Let’s say we wanted to sum up the key messages in this module in just one paragraph. It might go something like this:
Instruction supports learning. It helps students grow, moving from their current level to the next higher level. Educators provide scaffolds to help students grow. Different students benefit from different scaffolds. And the same student might benefit from different scaffolds at different times or for different types of learning. Good instruction uses the right scaffolds. And what’s right depends on students’ preferences as well as their needs. This way of teaching makes learning meaningful. Students see how new knowledge and skills builds on prior knowledge and skills. And they see the reasons for learning new things. Good instruction in classrooms with many different kinds of students relies on the use of a number of different scaffolds. Many different activities, models, and explanations work as scaffolds. This approach to instruction helps students become aware of their own learning and to control it to the greatest extent possible. And this common-sense approach fits with the principles of Universal Design for Learning (UDL).
If we wanted to state the key messages in just one sentence, it might go something like this:
Good instruction uses different scaffolds with different students to help them learn whatever knowledge or skills are next in a learning sequence that is meaningful to them.
If we wanted to sum it up in one word, we might just say:
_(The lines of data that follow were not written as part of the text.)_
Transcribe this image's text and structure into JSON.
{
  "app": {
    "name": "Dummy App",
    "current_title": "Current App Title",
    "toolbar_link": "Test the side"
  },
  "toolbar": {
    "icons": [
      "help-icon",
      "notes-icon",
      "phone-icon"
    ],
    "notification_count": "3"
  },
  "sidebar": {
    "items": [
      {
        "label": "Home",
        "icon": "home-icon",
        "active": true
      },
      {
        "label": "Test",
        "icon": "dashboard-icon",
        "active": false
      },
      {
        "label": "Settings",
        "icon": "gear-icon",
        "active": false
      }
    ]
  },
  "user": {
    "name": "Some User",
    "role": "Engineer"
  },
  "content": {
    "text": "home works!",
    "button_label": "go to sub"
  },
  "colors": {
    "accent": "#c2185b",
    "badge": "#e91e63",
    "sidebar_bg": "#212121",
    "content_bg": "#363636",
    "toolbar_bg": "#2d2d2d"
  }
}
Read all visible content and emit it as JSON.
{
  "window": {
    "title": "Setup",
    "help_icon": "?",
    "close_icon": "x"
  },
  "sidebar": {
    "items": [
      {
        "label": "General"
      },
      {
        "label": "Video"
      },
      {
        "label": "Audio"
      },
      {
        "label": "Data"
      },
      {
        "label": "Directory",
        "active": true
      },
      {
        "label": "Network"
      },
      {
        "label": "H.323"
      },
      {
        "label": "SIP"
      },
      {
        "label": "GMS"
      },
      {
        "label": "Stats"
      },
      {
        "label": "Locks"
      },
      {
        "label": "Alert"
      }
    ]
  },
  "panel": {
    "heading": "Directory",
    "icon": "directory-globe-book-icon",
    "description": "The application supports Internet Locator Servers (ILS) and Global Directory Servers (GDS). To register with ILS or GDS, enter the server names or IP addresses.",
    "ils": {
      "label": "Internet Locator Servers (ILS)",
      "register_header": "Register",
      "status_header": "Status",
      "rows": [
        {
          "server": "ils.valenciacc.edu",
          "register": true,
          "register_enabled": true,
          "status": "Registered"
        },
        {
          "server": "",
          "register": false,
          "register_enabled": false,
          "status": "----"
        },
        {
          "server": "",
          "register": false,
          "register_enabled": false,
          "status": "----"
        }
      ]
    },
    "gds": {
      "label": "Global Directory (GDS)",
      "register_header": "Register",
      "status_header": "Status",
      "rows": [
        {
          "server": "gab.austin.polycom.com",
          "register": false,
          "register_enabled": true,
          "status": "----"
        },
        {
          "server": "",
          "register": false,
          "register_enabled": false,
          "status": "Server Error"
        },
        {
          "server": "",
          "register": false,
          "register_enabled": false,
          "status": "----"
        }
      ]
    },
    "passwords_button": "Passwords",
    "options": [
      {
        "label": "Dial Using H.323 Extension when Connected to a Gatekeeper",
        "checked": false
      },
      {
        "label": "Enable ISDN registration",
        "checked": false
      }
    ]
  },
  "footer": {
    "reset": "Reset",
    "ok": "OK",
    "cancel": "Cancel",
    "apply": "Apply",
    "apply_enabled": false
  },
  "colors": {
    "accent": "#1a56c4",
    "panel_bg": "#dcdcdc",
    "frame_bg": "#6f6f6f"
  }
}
If we wanted to create a concept map of the most important messages, it might look like this: